Living at home has both benefits and challenges

Adeline Holte, Contributor

For some, college is already a massive challenge – attending classes, commuting to and from class and work, studying, doing homework, striving for work-life balance.

Then add the stress of being an adult and still living with your family. There are rules, distractions and expectations that come with living at home, that might not be as intense as when one lives on their own.

But with the cost of rentals in Madison and the fact that Madison College does not provide on-campus housing for students, many students do live at home.

They’re not alone.

According to Forbes, 54 percent of college students live at home. Some choose to live at home and like doing that. For others, it is a necessity.
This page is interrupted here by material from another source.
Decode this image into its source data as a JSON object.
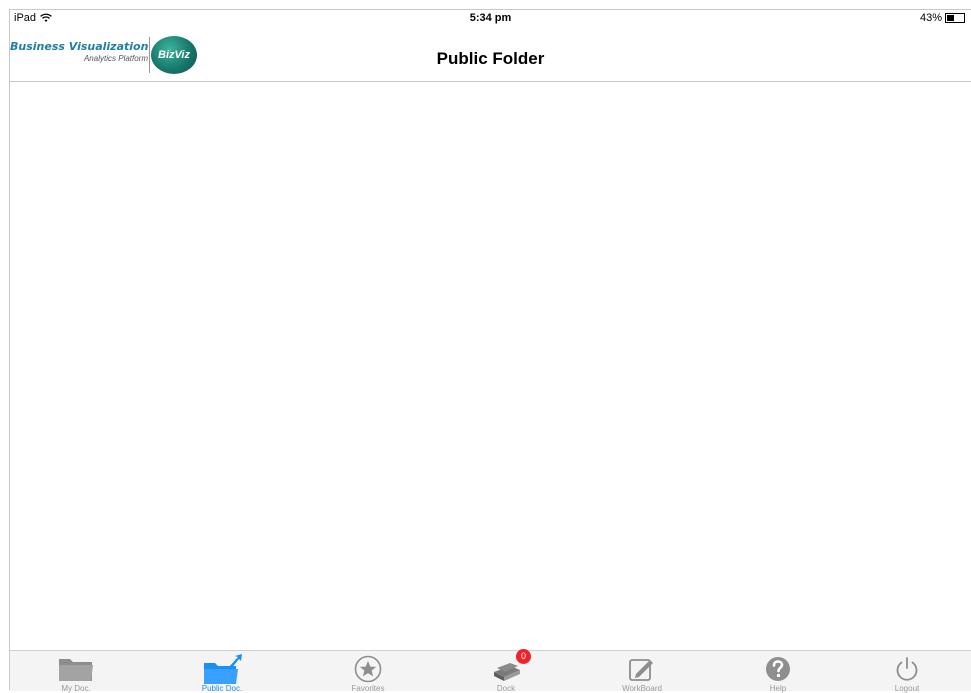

Paige Reardon, a student enrolled at Madison College for court reporting, sees both sides.

“I save a ton by staying with my family. I don’t have to worry about roommates or landlords,” she said pointing out the benefits of living at home as a student. “And I like being close to my family.”

Reardon’s mother enjoys having her stay at home as well.

Reardon explains that spending time with family is important and that cherishing that time is something not to take for granted, even though schoolwork often takes first priority.            

Trying to find a balance between family life and schoolwork can be hard, especially when students feel obligated to stay on their family’s routine.

 “Sometimes my family expects me to be out with them or be on their routine, when I really need to be on my own at that point,” Reardon said.

Living at home creates another challenge – commuting. Students are faced with the cost of having a car, finding someone to carpool with or riding the bus. The time spent commuting, is also time away from studying or working. Then when one does get to the campus, there is the added time commitment of finding parking.

The biggest challenge of living at home, Reardon says, is that she has to commute and it takes her close to an hour to get to class.

 “I don’t like that I have a long commute,” Reardon said. “But it still eats up a lot of my day. I’m not a fan of having to leave an hour early for classes.”

Some students living at home do not have access to public transportation, something that makes reliability on getting to school on time a challenge. If their car breaks down or they have no one to give them a ride, they are forced to miss class. Since some classes have an attendance grade, this poses a problem for students relying on their own transportation from home.

College students already have a lot on their hands. Adding saving for gas and worrying about a reliable ride are difficult additions to the budget that most would rather not deal with. But with Madison College being a 100 percent commuter school, there are no other options than to commute. The only choice a student might have is whether that commute is from their own apartment, or from their family’s residence,

“I can save money and spend time with my family,” Reardon said. “But I would prefer my own place.”